I’ve got the Fukushima Blues.

Have to evacuate another town
Radioactive dust on the school playground
Will people take this lying down?
Maybe the living were better off drowned.

The heat and power of the nuclear sun
Burning down through layers of our earth
Do they know what they have done?
Officials argue and resign, for what it’s worth

Even though they say I have nothing to lose,
I’ve got the Fukushima Blues.

Anonymous workers facing certain death
Trying so hard the leaks to stem
Tepco cannot pay for their last breath-
Nothing but crackers and rice for them.

‘We’re sorry’, they bow, ‘we made a mistake’
-Truth is, that Tepco was often warned-
But ‘who would expect a 9.0 earthquake?’
They took no action, the advice was scorned.

Even though it is not in the news,
I’ve got the Fukushima Blues.

Who needs to fear a terrorist
When respected companies act like this?
Covering it up and playing it down,
It isn’t their children on that playground.

There’s nothing to worry about,
Forget it, you haven’t a care-
Just don’t drink the water, eat the food,
Or breathe the air.

Even though they say I have nothing to lose,
I’ve got the Fukushima Blues.

Deadly radiation released into the Pacific
Poisoning the fish humanity will need
The amount? Can’t be specific-
Measure it in units of human greed.

Nuclear energy so safe, so cheap –
But what is the cost not in their calculations
As a poisoned world we all will reap,
With more cancer, leukemia and genetic mutation.

 Even though it is not in the news,
I’ve got the Fukushima Blues.

Empty towns with deadened lights -
No one could take the time to pack
No need now for energy on dark nights -
Get out while you can, and never look back.

O babes of Chernobyl- what have we done?
Generations damaged beyond repair.
Is this also the fate of the land of the rising sun?
O nuclear fools, learn how to see and care!

Even though they say I have nothing to lose,
I’ve got the Fukushima Blues.

Four hundred and forty nuclear plants
And some still want to build some more
I’ve been accused of anti-nuclear rants -
But is energy really worth dying for?

We all live on only one planet
Travelling around our sun -
We’d better learn to take good care of it;
Surely even nuclear execs can count to one.

They say all will be well in this nuclear hell,
and I’ve nothing to lose-but- I’m telling you-
they’re giving our world the Fukushima Blues.

© Glenda Cimino ,all rights reserved. First published in News Four.

I am adding here a link to Glenda Cimino’s Poem Mr. Sarasota, published  in A.B Edwards archives , with thanks to Glenda for the poems. You can read Glenda Cimino’s  ‘Cicada’ poem here.

Bird poems from Poethead

Preamble to  The Valley by  Kerry Hardie

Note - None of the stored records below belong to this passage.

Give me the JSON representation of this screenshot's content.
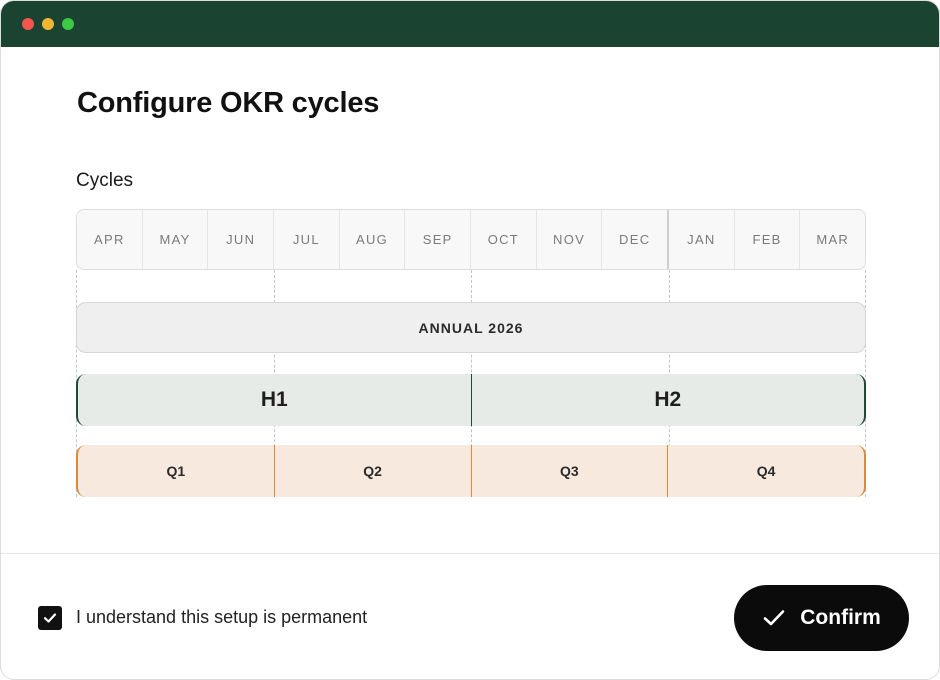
{
  "window": {
    "controls": [
      "close",
      "minimize",
      "maximize"
    ],
    "titlebar_color": "#1b4332"
  },
  "dialog": {
    "title": "Configure OKR cycles",
    "section_label": "Cycles"
  },
  "timeline": {
    "months": [
      "APR",
      "MAY",
      "JUN",
      "JUL",
      "AUG",
      "SEP",
      "OCT",
      "NOV",
      "DEC",
      "JAN",
      "FEB",
      "MAR"
    ],
    "annual": {
      "label": "ANNUAL 2026",
      "color": "#efefef"
    },
    "halves": [
      {
        "label": "H1",
        "color": "#e7ebe8"
      },
      {
        "label": "H2",
        "color": "#e7ebe8"
      }
    ],
    "quarters": [
      {
        "label": "Q1",
        "color": "#f8e9de"
      },
      {
        "label": "Q2",
        "color": "#f8e9de"
      },
      {
        "label": "Q3",
        "color": "#f8e9de"
      },
      {
        "label": "Q4",
        "color": "#f8e9de"
      }
    ],
    "half_accent": "#1f4a36",
    "quarter_accent": "#d98a3b"
  },
  "footer": {
    "acknowledge_checked": true,
    "acknowledge_label": "I understand this setup is permanent",
    "confirm_label": "Confirm",
    "confirm_icon": "check-icon"
  }
}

The first valley is the Valley of the Quest,
the second the Valley of Love
the third is the Valley of Understanding
the fourth is the Valley of Independence and Detachment
the fifth of Pure Unity
the sixth is the Valley of Astonishment
and the seventh is the Valley of Poverty and Nothingness
beyond which one can go no further.

from , The Conference of the Birds by Farid ud-Din Attar, written in the second half of the twelfth century AD. This rendering in english is by C.S Nott.

I published a short poem of condolence this week for the victims of atrocity in Norway, and got to thinking about the bird poems that are linked on the blog. There are quite a few bird  poems,  as there are images scattered on the blog. I thought to link them here today.

The avatar that I chose for Poethead is  a bird,  Max Ernst’s image  is one of a set  of  lithographs used in his illustration of René Crevel‘s  Babylon . My avatar image is just below this short post on the bottom right-hand column of  the Poethead home page (and all of the pages on this blog) .

The Bird Poems from Poethead.

Ireland, by Richard Ryan

‘Treeline’ (1977) by TP Flanagan , from ‘The Delighted Eye’

Ireland

“That ragged
leaking raft held
 between sea and sea

its long
forgotten cable melting
into deeper darkness where,

at the root
of it, the slow
 sea circles and chews.

Nightly the dark-
ness lands like hands
to mine downward. springing

tiny leaks
till dawn finds
field is bog , bog lake. “

by Richard Ryan

Ravenswood. The Dolmen Press , publ. 1973